After 33 years of teaching, I have learned the hard way about the power of words. What you say and how you say it has a greater impact on the audience than you may ever know.
I am always interested in the topic of Resilience and so I was excited to be able to attend a session on Building Your Own Resilience at an Emergency Services conference where I was presenting. The instructor was highly credentialed and held a senior leadership position with an emergency services agency. At one point in the presentation, he was talking about resilience building strategies covered during a Master Resilience Instructor course he attended. He then proceeded to blow off the first four strategies – yoga, meditation, exercise, and healthy eating – because “they were not his thing”.

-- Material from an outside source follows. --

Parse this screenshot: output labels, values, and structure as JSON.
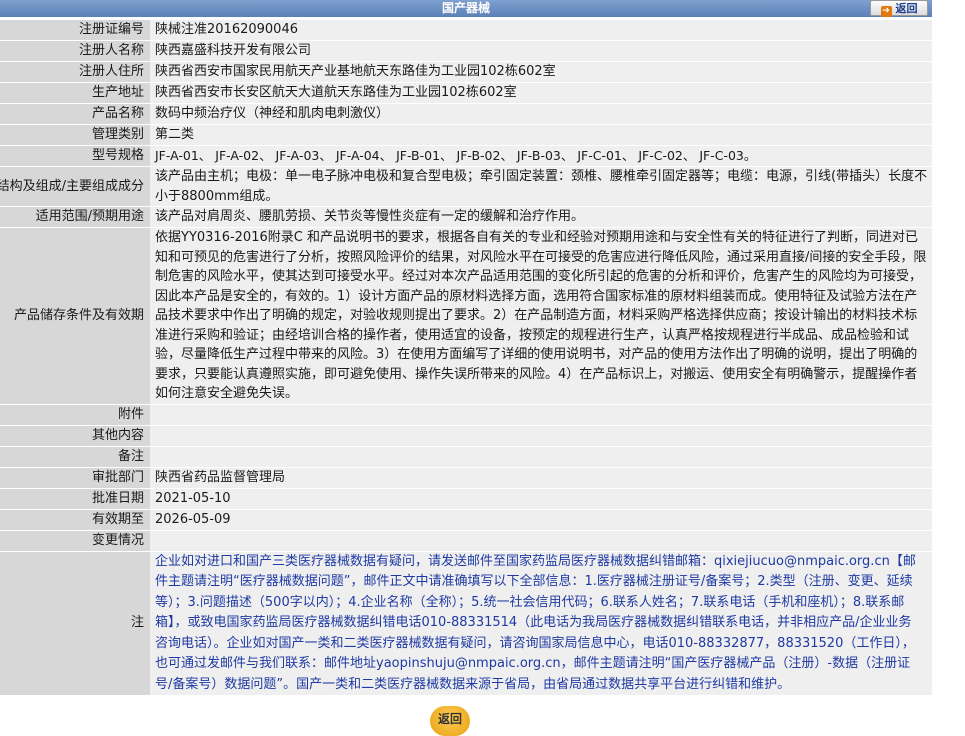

As a trainer, especially on critical topics such as wellness and resilience, it does not matter what “your thing” is. It is not about you. There are large bodies of evidence supporting the value of yoga, meditation, exercise, and healthy nutritional habits as stress management tools. There is a growing number of people in emergency services and the military who have regular meditation and yoga practices. The experts on health, longevity, Type 2 diabetes, and Alzheimer’s disease all talk about the importance of exercise (cardio and strength training) for life span, health span and the treatment and prevention of disease.
While I was disappointed in the way he addressed those core elements of wellness and resilience, I was stunned later in the presentation when he referred to suicide as a cowardly act. I am not an expert on suicide, but my understanding is that when people get to the point where they are seriously thinking of taking their own life, they see it as the only way to end the pain and they believe their loved ones will be better off without them. Our mission as a profession is to help the heroic men and women of the profession understand that they are not alone with their struggles, that there is help and there is hope. They also need to understand that their loved ones will not be better off without them. As a spouse of an officer who took his own life explained to me, suicide simply shifts the pain and suffering onto the family and loved ones. There are enough challenges for families of emergency personnel who have committed suicide without adding the additional shame and burden of referring to their loved one as a coward.
As a trainer you are in one of the most influential leadership positions in the profession. With that influence comes a huge responsibility to understand the impact of your words. What you say and how you say it has the potential to change the life of someone in the audience, possibly even save his or her life. Choose your words carefully. Craft your message intentionally.
And remember, “It is not about you.”
Winning Mind Training – Providing practical training to law enforcement professionals in the areas of instructor development, Performance Enhancement Imagery, leadership, and mindset.